Yes, individual MPs were never going to be given enough power to actually stop the government doing what it wants. That would have been a step too far. But by letting backbenchers in on the process it would at least have started a conversation, reformers believed.

There are alternatives.

Some believe the House business committee is the one idea from the Wright committee that should never be embraced. There are better ways to open up the process, they suggest.

The answer comes on a Thursday with business questions. This is the opportunity for MPs to grill William Hague about the procedural scandals that are inflicted on the Commons every week – scandals like the guillotine motions brutally cutting short debate on vital issues. Instead MPs tend to use the session to raise pet concerns about this or that.

How about creating a scheduling committee where the leader of the House could answer questions every week? MPs could even hold a vote on the proposed schedule for the following week; this would be the moment for backbenchers to raise concerns about issues like the European arrest warrant, when the government unnecessarily won itself negative headlines for messing with the spirit of parliamentary rules.

The Leader of the House is not going anywhere near this sort of idea. Neither will Labour. Until the backbenchers can at least agree on a way forward, there is not even the slightest chance of any reform.

Division and disappointment: The legacy of a scandal

Five years on from Wright and the expenses scandal which triggered it, there have been some changes. But mostly there have just been disappointments.

"This is an 800-pound gorilla versus a mouse," Allen says of the relationship between government and parliament.

"Fundamentally the psychoanalysis of the gorilla is that deep down it knows its power is not legitimate because it is not directly elected. So to get legitimacy it must have control of a legitimate institution to endorse what it does."

Graham Allen MP, chair of the political and constitutional reform committee

Allen's analogy is rather well-developed, actually. He talks about the backbench business committee having managed to set out its parameters "while not stinging the foot of the gorilla and getting stomped on". He applauds John Bercow for complaining about government outrages in these terms: "The mouse can squeak as it's trodden upon, and that is permissible. Long may the Speaker be a great squeaker."

Bercow's achievements shouldn't be downplayed: thanks to the increased use of urgent questions he has succeeded in making parliament more relevant for journalists covering the big news stories of the day. Now he wants to go further, perhaps by reforming the arcane language used in parliament in order to make it "more relevant to what "people are debating and discussing in the Dog And Duck".

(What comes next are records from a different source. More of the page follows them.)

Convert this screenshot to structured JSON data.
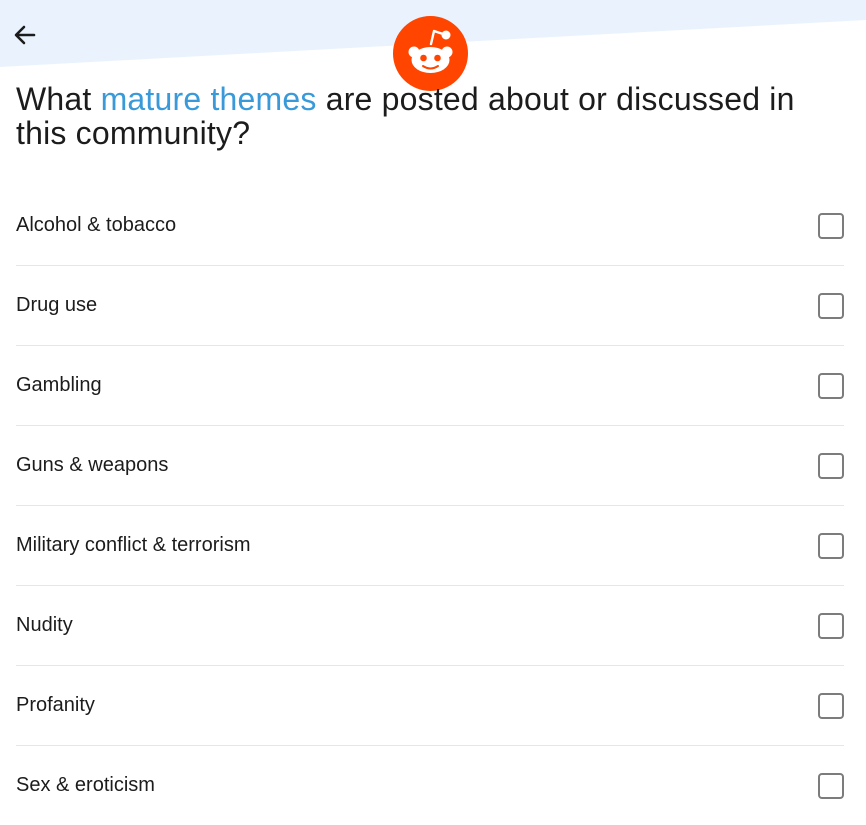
{
  "header": {
    "back_icon": "arrow-left-icon",
    "logo_icon": "reddit-logo-icon",
    "band_color": "#eaf3fd",
    "logo_color": "#ff4500"
  },
  "question": {
    "prefix": "What ",
    "highlight": "mature themes",
    "suffix": " are posted about or discussed in this community?",
    "highlight_color": "#3a9ad9"
  },
  "options": [
    {
      "label": "Alcohol & tobacco",
      "checked": false
    },
    {
      "label": "Drug use",
      "checked": false
    },
    {
      "label": "Gambling",
      "checked": false
    },
    {
      "label": "Guns & weapons",
      "checked": false
    },
    {
      "label": "Military conflict & terrorism",
      "checked": false
    },
    {
      "label": "Nudity",
      "checked": false
    },
    {
      "label": "Profanity",
      "checked": false
    },
    {
      "label": "Sex & eroticism",
      "checked": false
    }
  ]
}
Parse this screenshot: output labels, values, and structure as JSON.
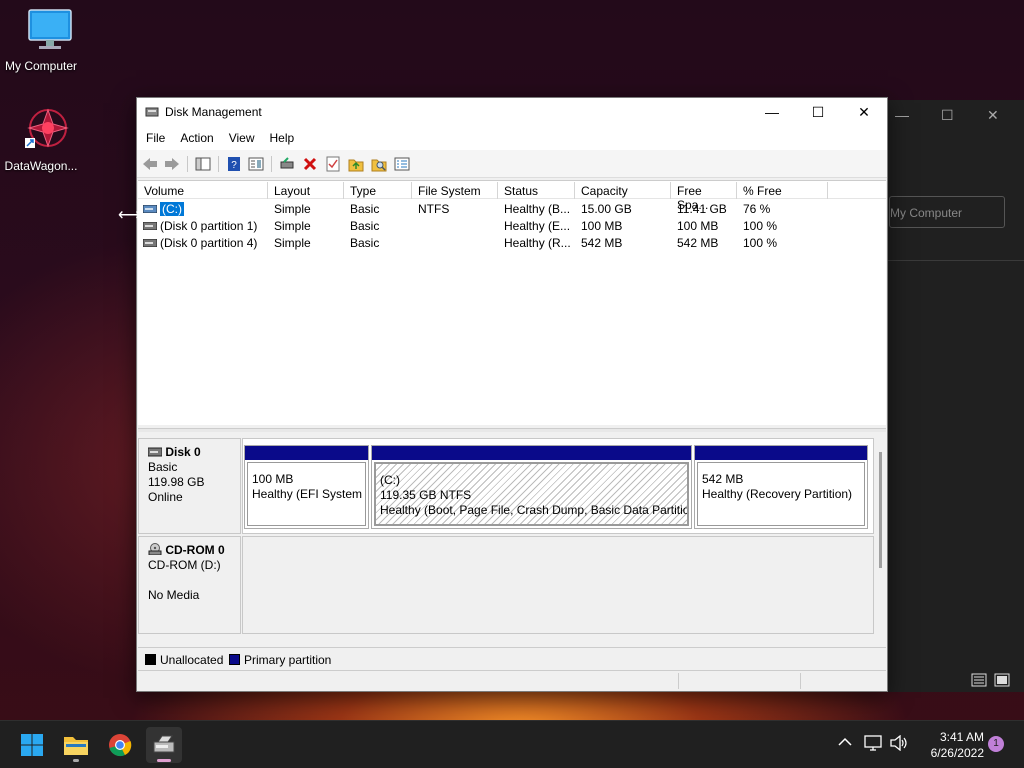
{
  "desktop": {
    "icons": [
      {
        "label": "My Computer",
        "icon": "monitor-icon"
      },
      {
        "label": "DataWagon...",
        "icon": "datawagon-shortcut-icon"
      }
    ]
  },
  "background_window": {
    "address_text": "My Computer"
  },
  "window": {
    "title": "Disk Management",
    "controls": {
      "minimize": "—",
      "maximize": "☐",
      "close": "✕"
    },
    "menu": [
      "File",
      "Action",
      "View",
      "Help"
    ],
    "toolbar_icons": [
      "back-arrow-icon",
      "forward-arrow-icon",
      "console-tree-icon",
      "help-icon",
      "properties-icon",
      "connect-icon",
      "delete-icon",
      "check-icon",
      "folder-up-icon",
      "search-folder-icon",
      "list-icon"
    ]
  },
  "volume_list": {
    "columns": [
      "Volume",
      "Layout",
      "Type",
      "File System",
      "Status",
      "Capacity",
      "Free Spa...",
      "% Free"
    ],
    "rows": [
      {
        "volume": "(C:)",
        "layout": "Simple",
        "type": "Basic",
        "fs": "NTFS",
        "status": "Healthy (B...",
        "capacity": "15.00 GB",
        "free": "11.41 GB",
        "pct": "76 %"
      },
      {
        "volume": "(Disk 0 partition 1)",
        "layout": "Simple",
        "type": "Basic",
        "fs": "",
        "status": "Healthy (E...",
        "capacity": "100 MB",
        "free": "100 MB",
        "pct": "100 %"
      },
      {
        "volume": "(Disk 0 partition 4)",
        "layout": "Simple",
        "type": "Basic",
        "fs": "",
        "status": "Healthy (R...",
        "capacity": "542 MB",
        "free": "542 MB",
        "pct": "100 %"
      }
    ]
  },
  "disks": {
    "disk0": {
      "name": "Disk 0",
      "type": "Basic",
      "size": "119.98 GB",
      "state": "Online",
      "partitions": [
        {
          "title": "",
          "size": "100 MB",
          "status": "Healthy (EFI System Partition)"
        },
        {
          "title": "(C:)",
          "size": "119.35 GB NTFS",
          "status": "Healthy (Boot, Page File, Crash Dump, Basic Data Partition)"
        },
        {
          "title": "",
          "size": "542 MB",
          "status": "Healthy (Recovery Partition)"
        }
      ]
    },
    "cdrom0": {
      "name": "CD-ROM 0",
      "drive": "CD-ROM (D:)",
      "media": "No Media"
    }
  },
  "legend": [
    {
      "label": "Unallocated",
      "color": "#000000"
    },
    {
      "label": "Primary partition",
      "color": "#0a0a8a"
    }
  ],
  "taskbar": {
    "apps": [
      "windows-start-icon",
      "file-explorer-icon",
      "chrome-icon",
      "disk-management-icon"
    ],
    "time": "3:41 AM",
    "date": "6/26/2022",
    "notification_count": "1"
  }
}
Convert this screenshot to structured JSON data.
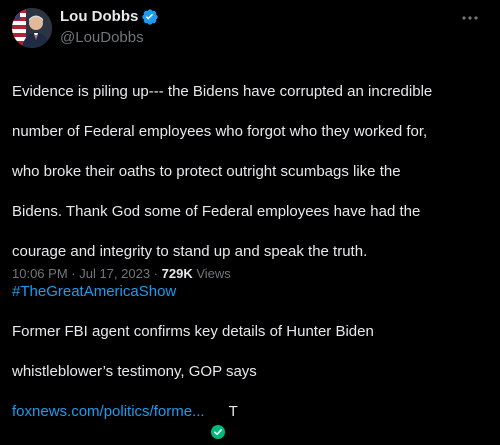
{
  "author": {
    "display_name": "Lou Dobbs",
    "handle": "@LouDobbs",
    "verified_color": "#1d9bf0"
  },
  "tweet": {
    "text_lines": [
      "Evidence is piling up--- the Bidens have corrupted an incredible",
      "number of Federal employees who forgot who they worked for,",
      "who broke their oaths to protect outright scumbags like the",
      "Bidens. Thank God some of Federal employees have had the",
      "courage and integrity to stand up and speak the truth."
    ],
    "hashtag": "#TheGreatAmericaShow",
    "headline_lines": [
      "Former FBI agent confirms key details of Hunter Biden",
      "whistleblower’s testimony, GOP says"
    ],
    "link_text": "foxnews.com/politics/forme...",
    "link_trailing": "T"
  },
  "meta": {
    "time": "10:06 PM",
    "separator": " · ",
    "date": "Jul 17, 2023",
    "views_count": "729K",
    "views_label": " Views"
  },
  "colors": {
    "background": "#000000",
    "text": "#e7e9ea",
    "secondary": "#71767b",
    "link": "#1d9bf0",
    "badge_green": "#00ba7c"
  },
  "icons": {
    "avatar": "profile-photo",
    "verified": "verified-badge-icon",
    "more": "more-options-icon",
    "check": "green-check-icon"
  }
}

It's a nice idea, but it doesn't solve the problem. Parliament is too close to government, so it's no surprised the general public are just as confused and alienated as ever. The majority of voters remain fundamentally confused about the role parliament has.

"There's a perception for people outside the Westminster village that politicians listen to party donors, to lobbyists, and they don't listen to voters," says Alex Runswick, the director of campaign group Unlock Democracy. "That's not entirely fair, but there's a perception they're cut out of this process. It's so important we challenge that and find ways of doing politics better… It's this idea that politics is not something that is done to people, but that they can proactively engage with it."

But there is not much impetus behind efforts to fix it. The 'us' and 'them' in British politics continues to dominate. Not even the great reforming zeal which followed the expenses scandal has managed to fix that.